Exercise objective: Only a number is wanted here: the count of lines in the entries below that contain the word "Changes".

=== Section Start ===

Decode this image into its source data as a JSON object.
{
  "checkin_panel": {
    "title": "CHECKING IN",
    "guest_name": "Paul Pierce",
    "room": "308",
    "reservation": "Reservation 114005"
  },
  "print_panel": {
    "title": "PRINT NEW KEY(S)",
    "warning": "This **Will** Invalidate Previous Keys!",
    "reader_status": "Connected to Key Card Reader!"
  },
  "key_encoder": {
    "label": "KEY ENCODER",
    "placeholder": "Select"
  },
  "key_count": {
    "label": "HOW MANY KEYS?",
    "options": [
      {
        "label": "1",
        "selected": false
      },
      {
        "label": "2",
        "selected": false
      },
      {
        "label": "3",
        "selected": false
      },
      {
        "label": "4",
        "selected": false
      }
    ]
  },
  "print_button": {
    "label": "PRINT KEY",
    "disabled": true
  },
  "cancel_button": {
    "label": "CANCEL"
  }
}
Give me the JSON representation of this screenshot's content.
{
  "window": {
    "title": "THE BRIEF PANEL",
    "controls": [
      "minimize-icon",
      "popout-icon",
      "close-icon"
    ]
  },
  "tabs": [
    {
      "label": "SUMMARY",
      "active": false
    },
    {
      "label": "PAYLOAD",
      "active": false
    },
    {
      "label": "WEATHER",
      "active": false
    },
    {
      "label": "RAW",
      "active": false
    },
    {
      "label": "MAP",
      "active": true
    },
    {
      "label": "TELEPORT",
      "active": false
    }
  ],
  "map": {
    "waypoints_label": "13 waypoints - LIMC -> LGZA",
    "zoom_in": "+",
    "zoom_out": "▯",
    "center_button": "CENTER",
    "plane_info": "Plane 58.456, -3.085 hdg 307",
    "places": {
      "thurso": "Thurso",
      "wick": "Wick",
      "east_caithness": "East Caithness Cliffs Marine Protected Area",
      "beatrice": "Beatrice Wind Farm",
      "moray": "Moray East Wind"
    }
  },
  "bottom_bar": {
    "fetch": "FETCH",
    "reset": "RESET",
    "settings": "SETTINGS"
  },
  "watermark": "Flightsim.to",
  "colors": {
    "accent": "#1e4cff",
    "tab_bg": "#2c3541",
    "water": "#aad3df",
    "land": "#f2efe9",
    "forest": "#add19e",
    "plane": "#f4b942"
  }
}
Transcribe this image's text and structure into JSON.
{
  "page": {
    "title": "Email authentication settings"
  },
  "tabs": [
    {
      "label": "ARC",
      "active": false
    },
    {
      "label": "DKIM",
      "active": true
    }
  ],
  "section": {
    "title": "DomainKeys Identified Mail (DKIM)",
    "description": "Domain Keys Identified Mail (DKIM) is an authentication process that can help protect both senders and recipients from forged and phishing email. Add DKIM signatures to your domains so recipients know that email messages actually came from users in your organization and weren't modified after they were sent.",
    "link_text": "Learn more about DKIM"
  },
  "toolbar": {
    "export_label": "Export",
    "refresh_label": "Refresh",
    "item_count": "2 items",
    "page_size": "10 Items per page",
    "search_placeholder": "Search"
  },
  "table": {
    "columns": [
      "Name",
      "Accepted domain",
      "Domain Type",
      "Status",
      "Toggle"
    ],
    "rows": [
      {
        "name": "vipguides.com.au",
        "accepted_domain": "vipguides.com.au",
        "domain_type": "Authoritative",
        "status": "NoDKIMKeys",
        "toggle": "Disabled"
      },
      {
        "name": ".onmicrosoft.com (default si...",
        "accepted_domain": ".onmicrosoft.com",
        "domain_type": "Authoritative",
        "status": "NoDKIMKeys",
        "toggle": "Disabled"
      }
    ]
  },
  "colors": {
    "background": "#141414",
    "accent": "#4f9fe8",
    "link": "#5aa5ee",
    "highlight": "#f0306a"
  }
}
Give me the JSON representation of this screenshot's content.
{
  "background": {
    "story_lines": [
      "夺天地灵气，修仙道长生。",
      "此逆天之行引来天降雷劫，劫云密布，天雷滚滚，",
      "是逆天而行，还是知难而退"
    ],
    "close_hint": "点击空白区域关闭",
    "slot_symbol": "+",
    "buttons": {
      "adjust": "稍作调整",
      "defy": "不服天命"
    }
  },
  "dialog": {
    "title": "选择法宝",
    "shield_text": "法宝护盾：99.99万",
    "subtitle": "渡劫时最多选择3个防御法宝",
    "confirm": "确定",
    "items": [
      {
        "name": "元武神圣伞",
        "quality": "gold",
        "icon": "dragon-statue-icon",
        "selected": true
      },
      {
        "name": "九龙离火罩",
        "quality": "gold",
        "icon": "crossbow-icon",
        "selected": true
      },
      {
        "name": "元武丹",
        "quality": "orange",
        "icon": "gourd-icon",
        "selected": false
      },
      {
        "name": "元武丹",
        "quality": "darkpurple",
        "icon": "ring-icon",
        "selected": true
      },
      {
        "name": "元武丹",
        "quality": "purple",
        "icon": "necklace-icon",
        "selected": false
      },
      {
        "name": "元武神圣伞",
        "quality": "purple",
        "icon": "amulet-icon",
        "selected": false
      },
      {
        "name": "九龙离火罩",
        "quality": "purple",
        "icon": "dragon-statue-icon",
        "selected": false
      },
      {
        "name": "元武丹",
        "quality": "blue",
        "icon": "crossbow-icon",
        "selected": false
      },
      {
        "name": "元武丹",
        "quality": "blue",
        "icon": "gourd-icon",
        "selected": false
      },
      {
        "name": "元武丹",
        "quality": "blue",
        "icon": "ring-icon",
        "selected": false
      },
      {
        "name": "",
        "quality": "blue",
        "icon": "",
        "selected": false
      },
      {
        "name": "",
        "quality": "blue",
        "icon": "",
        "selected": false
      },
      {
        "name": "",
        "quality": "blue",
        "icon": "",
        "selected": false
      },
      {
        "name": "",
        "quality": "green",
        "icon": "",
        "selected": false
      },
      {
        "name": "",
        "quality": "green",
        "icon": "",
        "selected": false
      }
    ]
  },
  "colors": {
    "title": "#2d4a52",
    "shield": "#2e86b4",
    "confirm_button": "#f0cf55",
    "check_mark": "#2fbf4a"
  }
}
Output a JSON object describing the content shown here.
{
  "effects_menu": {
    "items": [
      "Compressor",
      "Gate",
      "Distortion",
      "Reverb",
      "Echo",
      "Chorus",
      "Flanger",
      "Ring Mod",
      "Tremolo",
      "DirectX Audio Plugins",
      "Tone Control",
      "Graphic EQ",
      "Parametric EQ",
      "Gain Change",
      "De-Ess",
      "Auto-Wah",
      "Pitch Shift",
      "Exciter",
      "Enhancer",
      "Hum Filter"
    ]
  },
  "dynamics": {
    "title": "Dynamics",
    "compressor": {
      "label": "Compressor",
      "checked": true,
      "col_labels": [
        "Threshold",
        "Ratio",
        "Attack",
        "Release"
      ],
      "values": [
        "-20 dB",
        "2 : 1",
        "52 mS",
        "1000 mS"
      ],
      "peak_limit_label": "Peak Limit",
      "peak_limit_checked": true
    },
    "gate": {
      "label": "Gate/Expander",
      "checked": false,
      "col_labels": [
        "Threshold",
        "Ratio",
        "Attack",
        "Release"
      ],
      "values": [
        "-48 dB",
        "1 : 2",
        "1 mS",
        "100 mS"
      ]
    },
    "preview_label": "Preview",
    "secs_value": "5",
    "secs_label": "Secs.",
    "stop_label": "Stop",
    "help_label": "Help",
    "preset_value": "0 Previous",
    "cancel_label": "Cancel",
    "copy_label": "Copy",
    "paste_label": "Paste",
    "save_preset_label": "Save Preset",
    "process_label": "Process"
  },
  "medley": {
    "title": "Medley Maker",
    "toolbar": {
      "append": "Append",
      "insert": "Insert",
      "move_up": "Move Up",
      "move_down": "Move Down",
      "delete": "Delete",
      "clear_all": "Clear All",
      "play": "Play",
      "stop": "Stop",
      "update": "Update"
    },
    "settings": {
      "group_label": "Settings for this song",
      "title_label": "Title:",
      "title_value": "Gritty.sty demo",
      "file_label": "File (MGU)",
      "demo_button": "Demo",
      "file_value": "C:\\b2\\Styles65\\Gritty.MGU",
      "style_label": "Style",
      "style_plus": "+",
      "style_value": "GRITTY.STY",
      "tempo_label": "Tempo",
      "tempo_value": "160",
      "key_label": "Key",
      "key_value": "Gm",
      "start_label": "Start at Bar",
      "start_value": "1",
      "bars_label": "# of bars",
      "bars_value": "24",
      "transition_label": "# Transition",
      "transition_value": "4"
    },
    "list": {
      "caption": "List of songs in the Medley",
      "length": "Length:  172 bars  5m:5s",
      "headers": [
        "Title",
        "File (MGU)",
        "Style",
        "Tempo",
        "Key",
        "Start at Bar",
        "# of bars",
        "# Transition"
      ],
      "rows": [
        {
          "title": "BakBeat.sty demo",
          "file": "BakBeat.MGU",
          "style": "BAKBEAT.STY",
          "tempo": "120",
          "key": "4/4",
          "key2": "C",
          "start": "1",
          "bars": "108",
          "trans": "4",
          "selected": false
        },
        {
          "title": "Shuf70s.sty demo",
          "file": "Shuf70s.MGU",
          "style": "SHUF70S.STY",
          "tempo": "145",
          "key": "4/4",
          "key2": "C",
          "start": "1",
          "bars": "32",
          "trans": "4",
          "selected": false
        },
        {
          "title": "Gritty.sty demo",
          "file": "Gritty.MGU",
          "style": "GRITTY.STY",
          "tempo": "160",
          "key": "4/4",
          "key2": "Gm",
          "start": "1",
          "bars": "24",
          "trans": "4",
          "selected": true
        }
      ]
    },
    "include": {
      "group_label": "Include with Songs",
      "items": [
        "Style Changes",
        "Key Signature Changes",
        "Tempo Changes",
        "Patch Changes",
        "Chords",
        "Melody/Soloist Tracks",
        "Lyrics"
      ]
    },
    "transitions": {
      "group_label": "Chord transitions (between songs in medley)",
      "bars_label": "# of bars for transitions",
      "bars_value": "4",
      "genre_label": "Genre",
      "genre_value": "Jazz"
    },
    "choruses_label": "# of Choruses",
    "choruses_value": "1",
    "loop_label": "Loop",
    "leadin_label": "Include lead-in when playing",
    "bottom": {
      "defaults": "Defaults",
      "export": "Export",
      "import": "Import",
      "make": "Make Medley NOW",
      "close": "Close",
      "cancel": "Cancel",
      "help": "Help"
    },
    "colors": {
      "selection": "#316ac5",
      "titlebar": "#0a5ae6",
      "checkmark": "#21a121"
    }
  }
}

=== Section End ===

Reply: 4